“I think it’s kind of a neat thing, but we should have been consulted.”
Board member Mary Ann Klotz concurred, saying other people are required to appear before the panel for its recommendation if they want to do something in a city park.
“I think it’s an insult to Derek Strohl, who had to come here 50 times for a community garden and Joe Dean (the alderman who proposed the war memorial) can completely bypass us,” she said.
“It wasn’t done right. It’s a park. It should have come here first so we could give a recommendation to the council.”
MacRae said she thought Veterans Memorial Park might have been a better location for the memorial than a new, showpiece city park, a suggestion that board member Bryan Deal disagreed with.
“The location is key,” he said, noting that a reflection pond and water are important to the World War Memorial in Washington, D.C.
“The water there helps make the memorial,” Deal said. “It’s not the same without the water.”
MacRae replied, “I appreciate your saying that, but I would have appreciated having that discussion here.”
After all, she said, the Parks and Recreation Department is responsible for all the city parks.
Parks and Recreation Director Charlie Imig noted that both he and board member Ron Voigt are members of the Coal Dock Committee, which gave approval to the plan to construct a replica of the Wisconsin pillar at the World War II Memorial in Washington, D.C., on the coal dock.
Aldermen may have felt they expressed the board’s views, Imig said.
Mayor Tom Mlada said Tuesday that he understood the board’s concerns, but said there are mitigating circumstances — namely the need to get the project under way because of the number of World War II veterans dying each day and the hope they will be able to see the memorial before they die.
He noted that Voigt is the Parks and Recreation board representative on the Plan Commission and had a say in the project.

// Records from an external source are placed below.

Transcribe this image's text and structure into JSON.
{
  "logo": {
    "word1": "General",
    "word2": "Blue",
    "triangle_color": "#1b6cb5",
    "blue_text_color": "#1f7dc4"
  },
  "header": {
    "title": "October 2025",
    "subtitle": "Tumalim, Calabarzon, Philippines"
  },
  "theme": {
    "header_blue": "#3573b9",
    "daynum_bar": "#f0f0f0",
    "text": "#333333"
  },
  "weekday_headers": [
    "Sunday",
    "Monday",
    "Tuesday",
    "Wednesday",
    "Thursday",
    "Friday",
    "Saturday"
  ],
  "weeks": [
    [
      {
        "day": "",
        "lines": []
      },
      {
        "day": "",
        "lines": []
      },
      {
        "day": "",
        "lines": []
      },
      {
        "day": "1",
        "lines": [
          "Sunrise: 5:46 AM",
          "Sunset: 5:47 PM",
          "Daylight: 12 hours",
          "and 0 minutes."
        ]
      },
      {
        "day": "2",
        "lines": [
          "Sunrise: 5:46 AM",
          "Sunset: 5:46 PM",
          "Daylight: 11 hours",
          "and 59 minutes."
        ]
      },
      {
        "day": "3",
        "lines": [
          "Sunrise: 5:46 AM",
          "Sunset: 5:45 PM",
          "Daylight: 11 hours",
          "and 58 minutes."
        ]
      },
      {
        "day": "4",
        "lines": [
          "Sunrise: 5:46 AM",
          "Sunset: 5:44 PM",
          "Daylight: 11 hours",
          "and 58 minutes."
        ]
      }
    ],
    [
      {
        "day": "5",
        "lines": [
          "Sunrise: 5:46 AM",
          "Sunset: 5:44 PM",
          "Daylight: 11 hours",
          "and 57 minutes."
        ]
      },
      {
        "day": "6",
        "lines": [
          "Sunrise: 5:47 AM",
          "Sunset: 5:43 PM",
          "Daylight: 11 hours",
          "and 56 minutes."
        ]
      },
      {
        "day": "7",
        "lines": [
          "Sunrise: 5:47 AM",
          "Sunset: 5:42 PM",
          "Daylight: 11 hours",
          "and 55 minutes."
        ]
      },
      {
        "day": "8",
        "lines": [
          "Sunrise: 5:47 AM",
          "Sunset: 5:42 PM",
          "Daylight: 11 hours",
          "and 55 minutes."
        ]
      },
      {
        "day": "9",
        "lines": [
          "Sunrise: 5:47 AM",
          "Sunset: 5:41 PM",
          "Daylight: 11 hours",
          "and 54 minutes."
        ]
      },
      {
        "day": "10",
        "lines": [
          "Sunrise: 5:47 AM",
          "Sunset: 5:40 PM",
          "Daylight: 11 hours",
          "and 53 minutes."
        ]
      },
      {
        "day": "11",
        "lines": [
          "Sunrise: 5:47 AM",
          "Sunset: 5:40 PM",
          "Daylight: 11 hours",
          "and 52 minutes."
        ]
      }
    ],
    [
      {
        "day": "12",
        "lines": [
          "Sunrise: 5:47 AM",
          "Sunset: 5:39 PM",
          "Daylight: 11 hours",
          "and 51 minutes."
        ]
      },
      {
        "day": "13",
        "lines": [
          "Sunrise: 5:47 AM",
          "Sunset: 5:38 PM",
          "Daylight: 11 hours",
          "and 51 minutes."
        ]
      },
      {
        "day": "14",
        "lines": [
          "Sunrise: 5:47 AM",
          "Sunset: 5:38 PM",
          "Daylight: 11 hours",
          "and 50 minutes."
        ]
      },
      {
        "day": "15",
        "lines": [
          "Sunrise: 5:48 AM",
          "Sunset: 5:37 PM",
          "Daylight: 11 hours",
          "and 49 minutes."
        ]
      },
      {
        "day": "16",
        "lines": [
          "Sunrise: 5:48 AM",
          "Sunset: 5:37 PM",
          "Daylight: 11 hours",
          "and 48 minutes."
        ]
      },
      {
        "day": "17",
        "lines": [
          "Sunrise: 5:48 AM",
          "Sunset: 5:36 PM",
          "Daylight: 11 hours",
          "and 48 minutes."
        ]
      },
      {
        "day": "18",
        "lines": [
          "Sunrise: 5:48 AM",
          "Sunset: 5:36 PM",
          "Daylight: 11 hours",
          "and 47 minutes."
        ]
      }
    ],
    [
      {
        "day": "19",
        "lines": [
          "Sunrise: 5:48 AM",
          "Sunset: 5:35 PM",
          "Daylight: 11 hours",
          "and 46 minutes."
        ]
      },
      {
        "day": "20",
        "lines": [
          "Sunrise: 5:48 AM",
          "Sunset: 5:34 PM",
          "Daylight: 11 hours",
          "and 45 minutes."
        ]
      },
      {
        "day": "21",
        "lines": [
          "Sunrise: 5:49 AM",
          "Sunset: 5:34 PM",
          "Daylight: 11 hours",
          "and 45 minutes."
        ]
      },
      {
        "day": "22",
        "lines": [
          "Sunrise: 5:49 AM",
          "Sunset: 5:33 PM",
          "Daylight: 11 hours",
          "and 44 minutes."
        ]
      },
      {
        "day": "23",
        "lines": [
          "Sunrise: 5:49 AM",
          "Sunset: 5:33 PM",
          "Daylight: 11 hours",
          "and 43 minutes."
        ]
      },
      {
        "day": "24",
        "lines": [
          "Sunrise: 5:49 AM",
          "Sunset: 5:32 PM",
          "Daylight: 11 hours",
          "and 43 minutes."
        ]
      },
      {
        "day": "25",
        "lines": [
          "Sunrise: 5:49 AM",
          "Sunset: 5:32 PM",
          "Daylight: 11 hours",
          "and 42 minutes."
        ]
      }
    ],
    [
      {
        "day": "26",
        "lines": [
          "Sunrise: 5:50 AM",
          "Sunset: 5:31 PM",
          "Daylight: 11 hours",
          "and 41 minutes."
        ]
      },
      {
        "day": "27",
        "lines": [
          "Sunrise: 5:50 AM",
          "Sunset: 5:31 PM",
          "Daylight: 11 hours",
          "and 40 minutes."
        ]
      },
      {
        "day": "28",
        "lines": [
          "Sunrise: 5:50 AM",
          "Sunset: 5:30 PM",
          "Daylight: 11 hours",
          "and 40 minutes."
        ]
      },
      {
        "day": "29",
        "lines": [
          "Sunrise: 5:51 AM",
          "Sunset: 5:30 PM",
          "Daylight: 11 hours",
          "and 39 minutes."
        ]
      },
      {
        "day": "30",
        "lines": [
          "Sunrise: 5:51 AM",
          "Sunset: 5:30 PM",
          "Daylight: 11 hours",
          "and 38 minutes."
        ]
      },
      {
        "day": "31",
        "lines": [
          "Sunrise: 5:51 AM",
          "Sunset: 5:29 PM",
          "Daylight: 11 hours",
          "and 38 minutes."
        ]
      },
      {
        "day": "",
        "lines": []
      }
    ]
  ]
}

The memorial, which will be built by the Stars and Stripes Honor Flight, will be placed on the southeast side of the coal dock.
It will consist of the replica pillar, which will be about 17 feet high and 4 feet wide, with a pathway of engraved bricks leading to it and three flagpoles. The Stars and Stripes Honor Flight will sell the bricks to pay for the project.
A sign will also be erected at the site containing a replica of the stars found on the Freedom Wall at the national World War II monument. The star, which memorializes those killed in the war, will be placed so that the pillar shadows it at 11:11 a.m. on Veterans Day, Nov. 11, he said.
Both the Plan Commission, which recommended approval of the monument, and the Common Council, met in special sessions Oct. 11 to vote on the project.
Special meetings were held so that work on the memorial could begin immediately to ensure the project is completed by Veterans Day. A dedication is planned for Friday, Nov. 9.